▶ Work order
Write out the full set of records exactly. Any pictures in them do not belong in the copy.

▶ Material for the task
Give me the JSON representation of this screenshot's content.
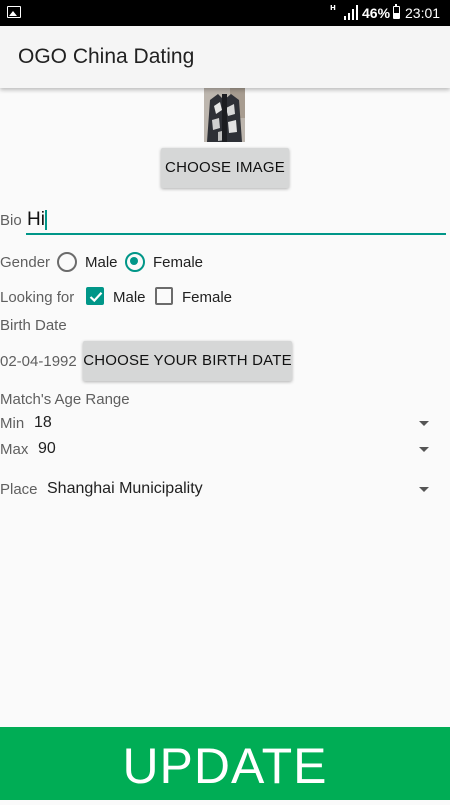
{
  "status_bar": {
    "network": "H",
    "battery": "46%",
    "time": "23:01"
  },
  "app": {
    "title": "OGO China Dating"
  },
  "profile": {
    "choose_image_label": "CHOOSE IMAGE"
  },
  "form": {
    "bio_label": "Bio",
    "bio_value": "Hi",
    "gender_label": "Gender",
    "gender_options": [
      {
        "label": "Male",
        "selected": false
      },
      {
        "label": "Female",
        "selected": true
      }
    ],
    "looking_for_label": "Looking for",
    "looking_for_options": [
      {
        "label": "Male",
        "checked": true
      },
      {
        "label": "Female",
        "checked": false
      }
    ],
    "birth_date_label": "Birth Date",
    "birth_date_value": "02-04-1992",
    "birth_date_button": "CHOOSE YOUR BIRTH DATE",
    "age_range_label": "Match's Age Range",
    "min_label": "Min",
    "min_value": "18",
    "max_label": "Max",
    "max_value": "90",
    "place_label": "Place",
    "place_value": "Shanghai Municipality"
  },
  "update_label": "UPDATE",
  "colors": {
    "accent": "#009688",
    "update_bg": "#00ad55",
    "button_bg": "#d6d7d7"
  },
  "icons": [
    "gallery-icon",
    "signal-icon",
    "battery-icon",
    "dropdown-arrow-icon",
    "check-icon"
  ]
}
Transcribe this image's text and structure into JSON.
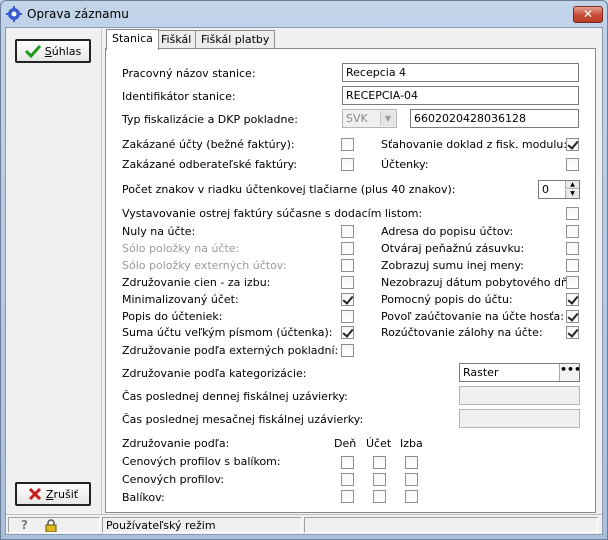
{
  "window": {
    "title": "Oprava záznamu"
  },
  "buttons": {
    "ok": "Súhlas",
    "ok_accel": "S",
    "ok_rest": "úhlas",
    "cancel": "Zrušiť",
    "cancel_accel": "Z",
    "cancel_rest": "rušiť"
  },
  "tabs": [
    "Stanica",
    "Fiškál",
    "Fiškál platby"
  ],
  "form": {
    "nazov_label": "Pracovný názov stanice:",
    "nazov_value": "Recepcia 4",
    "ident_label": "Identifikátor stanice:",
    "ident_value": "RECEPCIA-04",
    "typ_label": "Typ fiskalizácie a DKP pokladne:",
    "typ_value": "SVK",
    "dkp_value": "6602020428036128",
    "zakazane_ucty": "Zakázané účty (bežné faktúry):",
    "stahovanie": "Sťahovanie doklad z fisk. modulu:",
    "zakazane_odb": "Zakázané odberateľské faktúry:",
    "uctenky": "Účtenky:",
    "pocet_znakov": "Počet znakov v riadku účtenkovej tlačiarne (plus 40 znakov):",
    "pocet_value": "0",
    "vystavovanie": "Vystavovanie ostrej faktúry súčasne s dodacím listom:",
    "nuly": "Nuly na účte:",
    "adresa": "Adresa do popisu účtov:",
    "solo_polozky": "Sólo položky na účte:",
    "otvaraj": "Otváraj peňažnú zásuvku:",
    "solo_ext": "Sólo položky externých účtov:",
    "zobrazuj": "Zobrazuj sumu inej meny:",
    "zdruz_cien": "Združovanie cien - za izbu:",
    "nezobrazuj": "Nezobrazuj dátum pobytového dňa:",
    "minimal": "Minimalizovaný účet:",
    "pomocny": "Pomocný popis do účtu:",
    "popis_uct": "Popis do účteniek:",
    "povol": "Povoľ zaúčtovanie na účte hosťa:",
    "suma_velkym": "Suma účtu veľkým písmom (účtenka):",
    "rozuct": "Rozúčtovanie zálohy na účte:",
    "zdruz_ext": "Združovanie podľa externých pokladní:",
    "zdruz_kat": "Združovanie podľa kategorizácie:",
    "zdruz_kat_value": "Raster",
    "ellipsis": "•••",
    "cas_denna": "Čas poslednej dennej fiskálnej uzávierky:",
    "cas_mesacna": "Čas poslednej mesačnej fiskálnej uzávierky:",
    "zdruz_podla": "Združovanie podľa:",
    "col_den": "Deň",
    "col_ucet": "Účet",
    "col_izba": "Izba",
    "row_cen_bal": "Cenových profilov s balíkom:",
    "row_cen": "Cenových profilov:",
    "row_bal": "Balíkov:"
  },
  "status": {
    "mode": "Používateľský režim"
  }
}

▶ Output below
Give me the JSON representation of this screenshot's content.
{
  "status_bar": {
    "network": "H",
    "battery": "46%",
    "time": "23:01"
  },
  "app": {
    "title": "OGO China Dating"
  },
  "profile": {
    "choose_image_label": "CHOOSE IMAGE"
  },
  "form": {
    "bio_label": "Bio",
    "bio_value": "Hi",
    "gender_label": "Gender",
    "gender_options": [
      {
        "label": "Male",
        "selected": false
      },
      {
        "label": "Female",
        "selected": true
      }
    ],
    "looking_for_label": "Looking for",
    "looking_for_options": [
      {
        "label": "Male",
        "checked": true
      },
      {
        "label": "Female",
        "checked": false
      }
    ],
    "birth_date_label": "Birth Date",
    "birth_date_value": "02-04-1992",
    "birth_date_button": "CHOOSE YOUR BIRTH DATE",
    "age_range_label": "Match's Age Range",
    "min_label": "Min",
    "min_value": "18",
    "max_label": "Max",
    "max_value": "90",
    "place_label": "Place",
    "place_value": "Shanghai Municipality"
  },
  "update_label": "UPDATE",
  "colors": {
    "accent": "#009688",
    "update_bg": "#00ad55",
    "button_bg": "#d6d7d7"
  },
  "icons": [
    "gallery-icon",
    "signal-icon",
    "battery-icon",
    "dropdown-arrow-icon",
    "check-icon"
  ]
}
Transcribe this image's text and structure into JSON.
{
  "window": {
    "title": "Oprava záznamu"
  },
  "buttons": {
    "ok": "Súhlas",
    "ok_accel": "S",
    "ok_rest": "úhlas",
    "cancel": "Zrušiť",
    "cancel_accel": "Z",
    "cancel_rest": "rušiť"
  },
  "tabs": [
    "Stanica",
    "Fiškál",
    "Fiškál platby"
  ],
  "form": {
    "nazov_label": "Pracovný názov stanice:",
    "nazov_value": "Recepcia 4",
    "ident_label": "Identifikátor stanice:",
    "ident_value": "RECEPCIA-04",
    "typ_label": "Typ fiskalizácie a DKP pokladne:",
    "typ_value": "SVK",
    "dkp_value": "6602020428036128",
    "zakazane_ucty": "Zakázané účty (bežné faktúry):",
    "stahovanie": "Sťahovanie doklad z fisk. modulu:",
    "zakazane_odb": "Zakázané odberateľské faktúry:",
    "uctenky": "Účtenky:",
    "pocet_znakov": "Počet znakov v riadku účtenkovej tlačiarne (plus 40 znakov):",
    "pocet_value": "0",
    "vystavovanie": "Vystavovanie ostrej faktúry súčasne s dodacím listom:",
    "nuly": "Nuly na účte:",
    "adresa": "Adresa do popisu účtov:",
    "solo_polozky": "Sólo položky na účte:",
    "otvaraj": "Otváraj peňažnú zásuvku:",
    "solo_ext": "Sólo položky externých účtov:",
    "zobrazuj": "Zobrazuj sumu inej meny:",
    "zdruz_cien": "Združovanie cien - za izbu:",
    "nezobrazuj": "Nezobrazuj dátum pobytového dňa:",
    "minimal": "Minimalizovaný účet:",
    "pomocny": "Pomocný popis do účtu:",
    "popis_uct": "Popis do účteniek:",
    "povol": "Povoľ zaúčtovanie na účte hosťa:",
    "suma_velkym": "Suma účtu veľkým písmom (účtenka):",
    "rozuct": "Rozúčtovanie zálohy na účte:",
    "zdruz_ext": "Združovanie podľa externých pokladní:",
    "zdruz_kat": "Združovanie podľa kategorizácie:",
    "zdruz_kat_value": "Raster",
    "ellipsis": "•••",
    "cas_denna": "Čas poslednej dennej fiskálnej uzávierky:",
    "cas_mesacna": "Čas poslednej mesačnej fiskálnej uzávierky:",
    "zdruz_podla": "Združovanie podľa:",
    "col_den": "Deň",
    "col_ucet": "Účet",
    "col_izba": "Izba",
    "row_cen_bal": "Cenových profilov s balíkom:",
    "row_cen": "Cenových profilov:",
    "row_bal": "Balíkov:"
  },
  "status": {
    "mode": "Používateľský režim"
  }
}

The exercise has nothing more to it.